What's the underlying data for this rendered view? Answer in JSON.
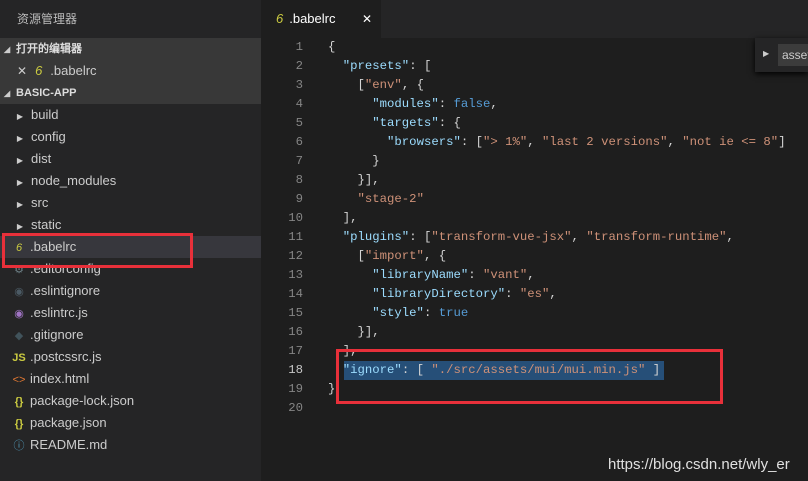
{
  "sidebar": {
    "title": "资源管理器",
    "open_editors": {
      "label": "打开的编辑器",
      "items": [
        {
          "name": ".babelrc",
          "icon": "babel-icon"
        }
      ]
    },
    "project": {
      "label": "BASIC-APP",
      "folders": [
        "build",
        "config",
        "dist",
        "node_modules",
        "src",
        "static"
      ],
      "files": [
        {
          "name": ".babelrc",
          "icon": "babel-icon",
          "color": "#cbcb41",
          "glyph": "6"
        },
        {
          "name": ".editorconfig",
          "icon": "gear-icon",
          "color": "#6d8086",
          "glyph": "⚙"
        },
        {
          "name": ".eslintignore",
          "icon": "eslint-icon",
          "color": "#4b5a64",
          "glyph": "◉"
        },
        {
          "name": ".eslintrc.js",
          "icon": "eslint-icon",
          "color": "#a074c4",
          "glyph": "◉"
        },
        {
          "name": ".gitignore",
          "icon": "git-icon",
          "color": "#41535b",
          "glyph": "◆"
        },
        {
          "name": ".postcssrc.js",
          "icon": "js-icon",
          "color": "#cbcb41",
          "glyph": "JS"
        },
        {
          "name": "index.html",
          "icon": "html-icon",
          "color": "#e37933",
          "glyph": "<>"
        },
        {
          "name": "package-lock.json",
          "icon": "json-icon",
          "color": "#cbcb41",
          "glyph": "{}"
        },
        {
          "name": "package.json",
          "icon": "json-icon",
          "color": "#cbcb41",
          "glyph": "{}"
        },
        {
          "name": "README.md",
          "icon": "info-icon",
          "color": "#519aba",
          "glyph": "ⓘ"
        }
      ]
    }
  },
  "tab": {
    "label": ".babelrc",
    "icon": "babel-icon"
  },
  "widget": {
    "label": "assets"
  },
  "editor": {
    "current_line": 18,
    "lines": [
      [
        [
          "p",
          "{"
        ]
      ],
      [
        [
          "p",
          "  "
        ],
        [
          "k",
          "\"presets\""
        ],
        [
          "p",
          ": ["
        ]
      ],
      [
        [
          "p",
          "    ["
        ],
        [
          "s",
          "\"env\""
        ],
        [
          "p",
          ", {"
        ]
      ],
      [
        [
          "p",
          "      "
        ],
        [
          "k",
          "\"modules\""
        ],
        [
          "p",
          ": "
        ],
        [
          "b",
          "false"
        ],
        [
          "p",
          ","
        ]
      ],
      [
        [
          "p",
          "      "
        ],
        [
          "k",
          "\"targets\""
        ],
        [
          "p",
          ": {"
        ]
      ],
      [
        [
          "p",
          "        "
        ],
        [
          "k",
          "\"browsers\""
        ],
        [
          "p",
          ": ["
        ],
        [
          "s",
          "\"> 1%\""
        ],
        [
          "p",
          ", "
        ],
        [
          "s",
          "\"last 2 versions\""
        ],
        [
          "p",
          ", "
        ],
        [
          "s",
          "\"not ie <= 8\""
        ],
        [
          "p",
          "]"
        ]
      ],
      [
        [
          "p",
          "      }"
        ]
      ],
      [
        [
          "p",
          "    }],"
        ]
      ],
      [
        [
          "p",
          "    "
        ],
        [
          "s",
          "\"stage-2\""
        ]
      ],
      [
        [
          "p",
          "  ],"
        ]
      ],
      [
        [
          "p",
          "  "
        ],
        [
          "k",
          "\"plugins\""
        ],
        [
          "p",
          ": ["
        ],
        [
          "s",
          "\"transform-vue-jsx\""
        ],
        [
          "p",
          ", "
        ],
        [
          "s",
          "\"transform-runtime\""
        ],
        [
          "p",
          ","
        ]
      ],
      [
        [
          "p",
          "    ["
        ],
        [
          "s",
          "\"import\""
        ],
        [
          "p",
          ", {"
        ]
      ],
      [
        [
          "p",
          "      "
        ],
        [
          "k",
          "\"libraryName\""
        ],
        [
          "p",
          ": "
        ],
        [
          "s",
          "\"vant\""
        ],
        [
          "p",
          ","
        ]
      ],
      [
        [
          "p",
          "      "
        ],
        [
          "k",
          "\"libraryDirectory\""
        ],
        [
          "p",
          ": "
        ],
        [
          "s",
          "\"es\""
        ],
        [
          "p",
          ","
        ]
      ],
      [
        [
          "p",
          "      "
        ],
        [
          "k",
          "\"style\""
        ],
        [
          "p",
          ": "
        ],
        [
          "b",
          "true"
        ]
      ],
      [
        [
          "p",
          "    }],"
        ]
      ],
      [
        [
          "p",
          "  ],"
        ]
      ],
      [
        [
          "p",
          "  "
        ],
        [
          "k",
          "\"ignore\""
        ],
        [
          "p",
          ": [ "
        ],
        [
          "s",
          "\"./src/assets/mui/mui.min.js\""
        ],
        [
          "p",
          " ]"
        ]
      ],
      [
        [
          "p",
          "}"
        ]
      ],
      [
        [
          "p",
          ""
        ]
      ]
    ]
  },
  "watermark": "https://blog.csdn.net/wly_er",
  "colors": {
    "highlight_box": "#e8303a",
    "selection": "#264f78"
  }
}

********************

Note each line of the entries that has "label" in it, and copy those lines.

**Written reply:**
      "label": "打开的编辑器",
      "label": "BASIC-APP",
    "label": ".babelrc",
    "label": "assets"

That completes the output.